It can’t continue the dark legacy of provincial governments forcing projects on First Nations. It can’t leave British Columbians behind when it comes to good-paying jobs receiving a fair return for our resources. And, it can’t come at the expense of clean air, land and water. That means it must be developed in a way that minimizes its climate impacts.

Unfortunately, far from showing climate leadership, Christy Clark decided not to count 70 per cent of LNG emissions when she passed legislation last year. That’s everything upstream from the factory gate. We can and must do better than that.

I’m not the only one who thinks so. The Trudeau Liberal government has made it clear that this 70 per cent gap in Christy Clark’s LNG emissions plan is not of a credible approach to climate change concerns. They are taking a fresh look at LNG projects being proposed with an eye to their impact on climate change. And they are making it clear that Christy Clark can’t pretend that upstream LNG emissions don’t exist.

Premier Clark wants people to believe we have to choose between the economy and the environment. But that’s simply not true.

I’m a problem solver. I’m more interested in results than photo ops. The world’s greenest LNG is not an impossible standard to meet, and by working together we can find a way to build the industry while still taking action to tackle climate change. B.C. has some of the world’s brightest scientific minds living and working here. We should be tapping into that talent to come up with solutions.

Providing people with honest accounting and hard facts is how you earn their support. British Columbians deserve to know both the costs and the benefits of proposed LNG projects. But instead of bringing people together to make the LNG industry better, Christy Clark decided to focus her efforts on making the industry a political wedge issue.

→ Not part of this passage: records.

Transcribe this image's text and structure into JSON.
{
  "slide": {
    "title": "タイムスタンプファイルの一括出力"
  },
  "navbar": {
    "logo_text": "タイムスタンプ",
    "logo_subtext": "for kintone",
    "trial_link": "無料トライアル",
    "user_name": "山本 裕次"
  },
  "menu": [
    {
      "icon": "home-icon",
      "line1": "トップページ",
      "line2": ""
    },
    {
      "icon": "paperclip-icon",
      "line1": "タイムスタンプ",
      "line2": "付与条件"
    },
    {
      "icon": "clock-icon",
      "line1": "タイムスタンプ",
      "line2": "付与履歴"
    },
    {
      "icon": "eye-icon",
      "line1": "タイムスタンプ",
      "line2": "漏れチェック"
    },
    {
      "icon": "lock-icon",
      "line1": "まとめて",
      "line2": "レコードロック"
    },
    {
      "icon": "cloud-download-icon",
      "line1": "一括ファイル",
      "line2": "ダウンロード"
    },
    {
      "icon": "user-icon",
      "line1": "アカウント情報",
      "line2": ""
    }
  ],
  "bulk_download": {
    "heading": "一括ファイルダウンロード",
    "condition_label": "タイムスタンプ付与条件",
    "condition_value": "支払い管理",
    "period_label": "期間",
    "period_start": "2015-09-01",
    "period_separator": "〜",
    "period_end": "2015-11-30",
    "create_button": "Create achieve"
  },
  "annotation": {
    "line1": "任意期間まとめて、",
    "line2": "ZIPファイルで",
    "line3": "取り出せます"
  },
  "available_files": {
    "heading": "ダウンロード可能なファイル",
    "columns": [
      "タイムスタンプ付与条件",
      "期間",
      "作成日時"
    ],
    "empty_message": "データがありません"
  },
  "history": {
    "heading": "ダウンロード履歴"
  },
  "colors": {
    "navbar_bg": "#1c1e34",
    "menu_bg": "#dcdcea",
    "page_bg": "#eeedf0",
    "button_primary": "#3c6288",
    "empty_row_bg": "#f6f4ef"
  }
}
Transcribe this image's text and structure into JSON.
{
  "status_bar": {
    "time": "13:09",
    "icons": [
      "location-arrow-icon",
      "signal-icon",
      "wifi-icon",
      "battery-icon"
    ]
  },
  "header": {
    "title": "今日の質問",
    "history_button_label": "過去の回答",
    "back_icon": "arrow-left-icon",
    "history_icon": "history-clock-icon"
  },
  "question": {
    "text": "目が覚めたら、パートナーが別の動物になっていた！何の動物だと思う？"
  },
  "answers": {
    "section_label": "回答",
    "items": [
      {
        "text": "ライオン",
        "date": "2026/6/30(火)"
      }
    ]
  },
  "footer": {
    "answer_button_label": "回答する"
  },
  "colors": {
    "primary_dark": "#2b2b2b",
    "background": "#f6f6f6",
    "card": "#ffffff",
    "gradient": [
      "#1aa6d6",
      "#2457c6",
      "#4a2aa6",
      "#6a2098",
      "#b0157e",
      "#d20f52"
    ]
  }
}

This politics-first approach hasn’t delivered results. Three years after promising a $100 billion LNG windfall, British Columbians have yet to see a dime. Even as Christy Clark cuts back on environmental regulations and signs agreements slashing public benefits from these projects, we are yet to see any final investment decisions.

By playing political games instead of taking real action to address environmental concerns about LNG, Christy Clark has set back the industry with the federal government, with the public, and with First Nations. And she has abandoned B.C.’s climate change goals — she just hasn’t admitted it yet.

British Columbians deserve better. This province deserves leadership that’s about delivering on promises, not just making them. A government that’s honest about the challenges facing our province as we do our part to transition to a lower-carbon future.

We have the resources, the know-how and the desire to be world leaders in the fight against climate change. An LNG industry can fit into that fight, but only if we’re prepared to be honest about its impacts and work to mitigate them.

John Horgan is the leader of B.C.’s New Democrats.

This article originally appeared in the Vancouver Sun